Usually, vaccine testing and production are done in multiple, time-consuming, separate steps over several years. Because of the pandemic, the federal government provided special funding to vaccine researchers and manufacturers to allow development, testing and production to happen at the same time. No steps are skipped but the timeline for development can go faster.
Vaccines that have been authorized from Pfizer and Moderna are mRNA vaccines. mRNA vaccine technology has been studied and worked with for decades. Interest has grown in these vaccines because they can be developed in a laboratory using readily available materials. This means the process can be standardized and scaled up, making vaccine development faster than traditional methods of making vaccines.

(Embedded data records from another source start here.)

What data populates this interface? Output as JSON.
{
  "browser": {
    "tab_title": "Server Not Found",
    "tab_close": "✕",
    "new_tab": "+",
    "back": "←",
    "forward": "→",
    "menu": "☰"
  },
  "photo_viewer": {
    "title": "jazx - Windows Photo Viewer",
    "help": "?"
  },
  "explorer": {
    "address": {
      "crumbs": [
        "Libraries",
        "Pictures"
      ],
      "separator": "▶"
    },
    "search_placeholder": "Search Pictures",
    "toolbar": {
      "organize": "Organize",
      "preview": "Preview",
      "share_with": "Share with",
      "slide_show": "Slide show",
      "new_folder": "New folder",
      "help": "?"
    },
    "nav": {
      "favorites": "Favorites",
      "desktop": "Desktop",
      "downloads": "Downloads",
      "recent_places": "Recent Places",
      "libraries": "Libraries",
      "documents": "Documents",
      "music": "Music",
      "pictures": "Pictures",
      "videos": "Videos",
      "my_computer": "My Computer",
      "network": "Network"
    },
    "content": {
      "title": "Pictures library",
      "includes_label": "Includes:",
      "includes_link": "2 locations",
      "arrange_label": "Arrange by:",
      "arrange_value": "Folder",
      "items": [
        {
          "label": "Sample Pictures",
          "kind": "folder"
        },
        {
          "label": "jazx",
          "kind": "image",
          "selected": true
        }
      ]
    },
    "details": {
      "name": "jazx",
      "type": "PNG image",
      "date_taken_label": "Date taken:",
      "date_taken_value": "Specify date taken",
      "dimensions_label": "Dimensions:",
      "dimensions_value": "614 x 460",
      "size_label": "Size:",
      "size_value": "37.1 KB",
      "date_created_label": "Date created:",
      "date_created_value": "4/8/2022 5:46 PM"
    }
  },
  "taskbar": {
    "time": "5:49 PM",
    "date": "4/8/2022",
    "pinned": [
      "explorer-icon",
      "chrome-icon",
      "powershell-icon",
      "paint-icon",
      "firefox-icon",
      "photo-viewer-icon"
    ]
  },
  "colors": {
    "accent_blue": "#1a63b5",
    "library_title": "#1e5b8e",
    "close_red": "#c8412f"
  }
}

The Johnson & Johnson vaccine is a viral vector vaccine, a technology first created in the 1970s. For decades, hundreds of scientific studies of viral vector vaccines have been done around the world. They have been used against other infectious diseases like Ebola, Zika, flu and HIV.
When a vaccine is authorized by EUA, volunteers who get the COVID-19 vaccine are monitored for a shorter time than with the traditional vaccine approval process. Testing for any COVID-19 vaccine involves thousands of volunteers, and at least half of the volunteers are followed for at least 2 months after their last vaccine dose (rather than the 6 or more months in a traditional process). However, by two months, most side effects from vaccines are expected to surface.
It is possible that rare side effects may only be seen when millions of people are vaccinated. For this reason, the safety of COVID-19 vaccines will continue to be monitored after they are given.